LNER B1 No.61264 departing Grosmont

Special guest for this year's autumn gala, GWR No.7822 'Foxcote Manor'

September 2016 Weather Report
A warm and largely dry start to autumn this year, the first half of September being particularly warm with temperatures rising as high as 28.4 C (83.1 F), a new station record for this nine month of the year. However the most notable new record of the month came on the night of the 6th/7th when a minimum of just 18.8 C (65.8 F) was recorded, this not only being a new September record but also the warmest ever minimum recorded at our weather station since records began in 2003. Overall it was the second warmest September on our records and the warmest since 2006, the month eventually concluding some 2.1 C above the long-term average (1981-2010).
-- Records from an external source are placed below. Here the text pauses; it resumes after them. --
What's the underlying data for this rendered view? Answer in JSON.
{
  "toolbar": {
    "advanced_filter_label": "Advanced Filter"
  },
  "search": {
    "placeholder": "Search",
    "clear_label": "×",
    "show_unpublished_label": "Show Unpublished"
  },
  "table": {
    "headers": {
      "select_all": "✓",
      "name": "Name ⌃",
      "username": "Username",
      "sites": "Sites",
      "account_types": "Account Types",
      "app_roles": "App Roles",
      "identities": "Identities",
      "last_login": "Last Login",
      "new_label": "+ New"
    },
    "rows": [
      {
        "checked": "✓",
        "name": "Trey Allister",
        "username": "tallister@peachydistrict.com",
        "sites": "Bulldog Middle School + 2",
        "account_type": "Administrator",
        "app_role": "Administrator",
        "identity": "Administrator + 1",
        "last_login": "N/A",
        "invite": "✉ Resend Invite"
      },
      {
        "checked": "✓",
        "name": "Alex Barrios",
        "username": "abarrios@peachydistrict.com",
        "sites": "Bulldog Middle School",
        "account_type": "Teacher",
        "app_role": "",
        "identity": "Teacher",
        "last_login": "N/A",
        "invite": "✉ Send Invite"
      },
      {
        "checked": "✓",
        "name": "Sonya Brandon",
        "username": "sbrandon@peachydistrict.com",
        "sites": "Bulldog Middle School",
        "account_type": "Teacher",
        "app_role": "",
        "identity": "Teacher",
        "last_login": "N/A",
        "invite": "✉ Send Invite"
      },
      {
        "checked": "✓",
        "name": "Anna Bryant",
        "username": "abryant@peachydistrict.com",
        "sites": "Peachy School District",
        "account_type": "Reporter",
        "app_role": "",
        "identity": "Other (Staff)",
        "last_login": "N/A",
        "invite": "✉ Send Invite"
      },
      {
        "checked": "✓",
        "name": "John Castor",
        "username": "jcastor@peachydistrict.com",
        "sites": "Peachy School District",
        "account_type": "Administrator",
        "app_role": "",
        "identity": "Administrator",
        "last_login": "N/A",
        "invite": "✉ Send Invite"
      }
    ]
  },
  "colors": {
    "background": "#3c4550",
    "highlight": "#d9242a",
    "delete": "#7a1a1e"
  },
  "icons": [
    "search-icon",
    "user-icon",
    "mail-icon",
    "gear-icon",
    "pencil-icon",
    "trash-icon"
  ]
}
Meanwhile rainfall was again notably below the long term average, the monthly total of 36.0 mm (1.42 inches) coming to 62% of what would usually be expected in a typical September. 12 days saw measurable rainfall but only nice saw in excess of 1.0 mm, the wettest day of the month coming on the 3rd when 11.7 mm was measured via the manually recorded Met. Office standard rain gauge.
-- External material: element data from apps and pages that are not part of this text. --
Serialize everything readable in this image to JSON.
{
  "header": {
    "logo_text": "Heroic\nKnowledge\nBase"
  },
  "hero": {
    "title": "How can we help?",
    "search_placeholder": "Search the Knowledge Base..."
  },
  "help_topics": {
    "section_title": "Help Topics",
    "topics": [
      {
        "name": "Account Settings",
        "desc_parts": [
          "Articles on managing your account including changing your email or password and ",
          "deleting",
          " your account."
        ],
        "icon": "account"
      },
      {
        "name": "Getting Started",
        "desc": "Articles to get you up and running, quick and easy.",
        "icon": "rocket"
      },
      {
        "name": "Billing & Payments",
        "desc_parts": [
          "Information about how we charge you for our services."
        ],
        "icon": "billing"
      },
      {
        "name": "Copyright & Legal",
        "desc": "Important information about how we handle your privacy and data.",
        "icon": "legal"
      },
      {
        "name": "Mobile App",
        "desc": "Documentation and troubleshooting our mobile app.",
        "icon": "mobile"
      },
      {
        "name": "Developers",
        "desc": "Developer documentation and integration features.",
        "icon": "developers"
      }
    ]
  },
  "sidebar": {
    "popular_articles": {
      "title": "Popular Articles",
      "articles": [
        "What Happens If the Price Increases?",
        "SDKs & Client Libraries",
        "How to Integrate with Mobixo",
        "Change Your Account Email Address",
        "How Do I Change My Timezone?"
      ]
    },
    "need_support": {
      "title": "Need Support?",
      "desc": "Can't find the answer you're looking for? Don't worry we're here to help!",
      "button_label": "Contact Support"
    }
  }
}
The dominance of south-westerly winds was another notable feature of the month, winds from Atlantic dominating the vast majority of September, though by and large winds were rarely more than moderate to fresh throughout the majority of the month. However the 28th and 29th did see some stronger winds with gusts of up to gale force recorded on the 29th. After a succession of relatively benign autumn's it will be interesting to see what 2016 has in store for us this year.
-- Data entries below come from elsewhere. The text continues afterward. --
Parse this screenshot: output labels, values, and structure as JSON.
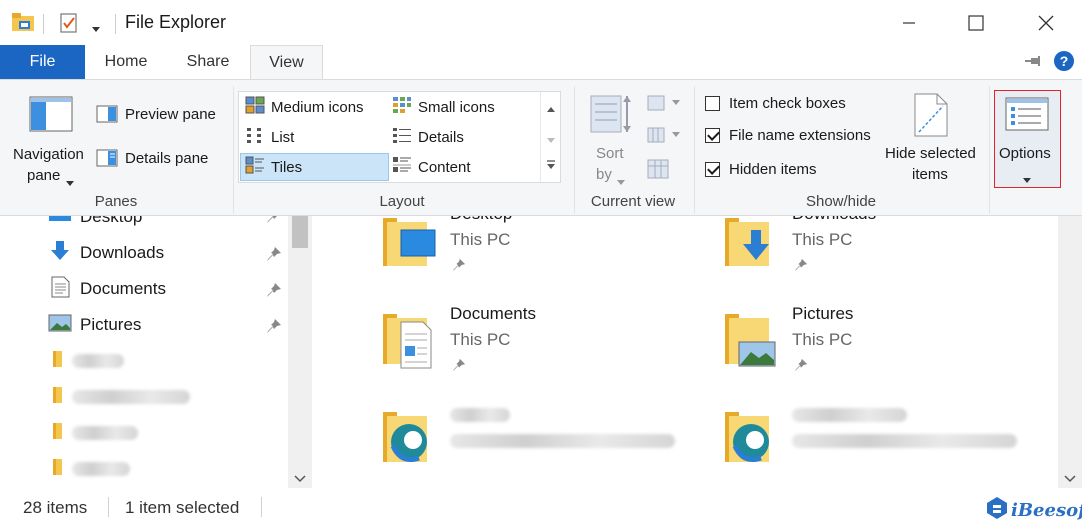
{
  "window": {
    "title": "File Explorer"
  },
  "tabs": [
    {
      "label": "File"
    },
    {
      "label": "Home"
    },
    {
      "label": "Share"
    },
    {
      "label": "View"
    }
  ],
  "ribbon": {
    "panes": {
      "navigation_pane_line1": "Navigation",
      "navigation_pane_line2": "pane",
      "preview_pane": "Preview pane",
      "details_pane": "Details pane",
      "group_label": "Panes"
    },
    "layout": {
      "items": [
        "Medium icons",
        "Small icons",
        "List",
        "Details",
        "Tiles",
        "Content"
      ],
      "selected": "Tiles",
      "group_label": "Layout"
    },
    "current_view": {
      "sort_line1": "Sort",
      "sort_line2": "by",
      "group_label": "Current view"
    },
    "show_hide": {
      "item_check_boxes": {
        "label": "Item check boxes",
        "checked": false
      },
      "file_name_extensions": {
        "label": "File name extensions",
        "checked": true
      },
      "hidden_items": {
        "label": "Hidden items",
        "checked": true
      },
      "hide_selected_line1": "Hide selected",
      "hide_selected_line2": "items",
      "group_label": "Show/hide"
    },
    "options": {
      "label": "Options"
    }
  },
  "nav_pane": {
    "items": [
      {
        "label": "Desktop",
        "icon": "desktop-icon",
        "pinned": true
      },
      {
        "label": "Downloads",
        "icon": "download-arrow-icon",
        "pinned": true
      },
      {
        "label": "Documents",
        "icon": "documents-icon",
        "pinned": true
      },
      {
        "label": "Pictures",
        "icon": "pictures-icon",
        "pinned": true
      },
      {
        "label": "",
        "icon": "folder-icon",
        "pinned": false
      },
      {
        "label": "",
        "icon": "folder-icon",
        "pinned": false
      },
      {
        "label": "",
        "icon": "folder-icon",
        "pinned": false
      },
      {
        "label": "",
        "icon": "folder-icon",
        "pinned": false
      }
    ]
  },
  "content": {
    "tiles": [
      {
        "name": "Desktop",
        "sub": "This PC",
        "icon": "desktop-folder-icon"
      },
      {
        "name": "Downloads",
        "sub": "This PC",
        "icon": "downloads-folder-icon"
      },
      {
        "name": "Documents",
        "sub": "This PC",
        "icon": "documents-folder-icon"
      },
      {
        "name": "Pictures",
        "sub": "This PC",
        "icon": "pictures-folder-icon"
      },
      {
        "name": "",
        "sub": "",
        "icon": "edge-folder-icon"
      },
      {
        "name": "",
        "sub": "",
        "icon": "edge-folder-icon"
      }
    ]
  },
  "status": {
    "item_count": "28 items",
    "selection": "1 item selected"
  },
  "watermark": {
    "brand": "iBeesoft"
  },
  "colors": {
    "accent": "#1a66c2",
    "ribbon_bg": "#f5f6f7",
    "selected_bg": "#cce4f7",
    "options_outline": "#e2232a",
    "folder_yellow": "#f8d775"
  }
}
Finally sunshine totals were close to the long term average with around 98% of the normal being recorded. Daily sunshine totals averaged exactly 4.8 hours, though four days did remain sunless, a slightly higher than usual occurrence for September. The sunniest weather came during the first half of the month, the first 15 days seeing 88.9 hours of sunshine compared to 55.1 hours in the remaining 15 days, though the reduction in daylight hours as September advances does partly account for this difference. One of the most notable features of autumn's in recent years has been an increase in sunshine hours and it will be interesting to see whether this continues again this year.

Average Temperature
 16.1 C
 +2.1 C
Average Maximum
 19.9 C

Average Minimum
 12.2 C

Highest Maximum
 28.4 C
Lowest Maximum
 14.8 C
Highest Minimum
 18.8 C
Lowest Minimum
 7.2 C
Air Frosts

Grass Frosts

Frost duration

Total Rainfall
 36.0 mm
Maximum total
 11.7 mm
Days =>0.2 mm

Days =>1.0 mm

Days =>10.0 mm

Total rain duration
 48 hours

Total Sunshine
 144.0 hours
Average per day
 4.80 hours

Sunless days

Average Wind Speed
 1.6 knots

Maximum gust
 34 knots

Days with Fog

Days with Thunder

Days with Hail

Days with Snow

Days with Snow lying

Maximum Snow depth

Snow Index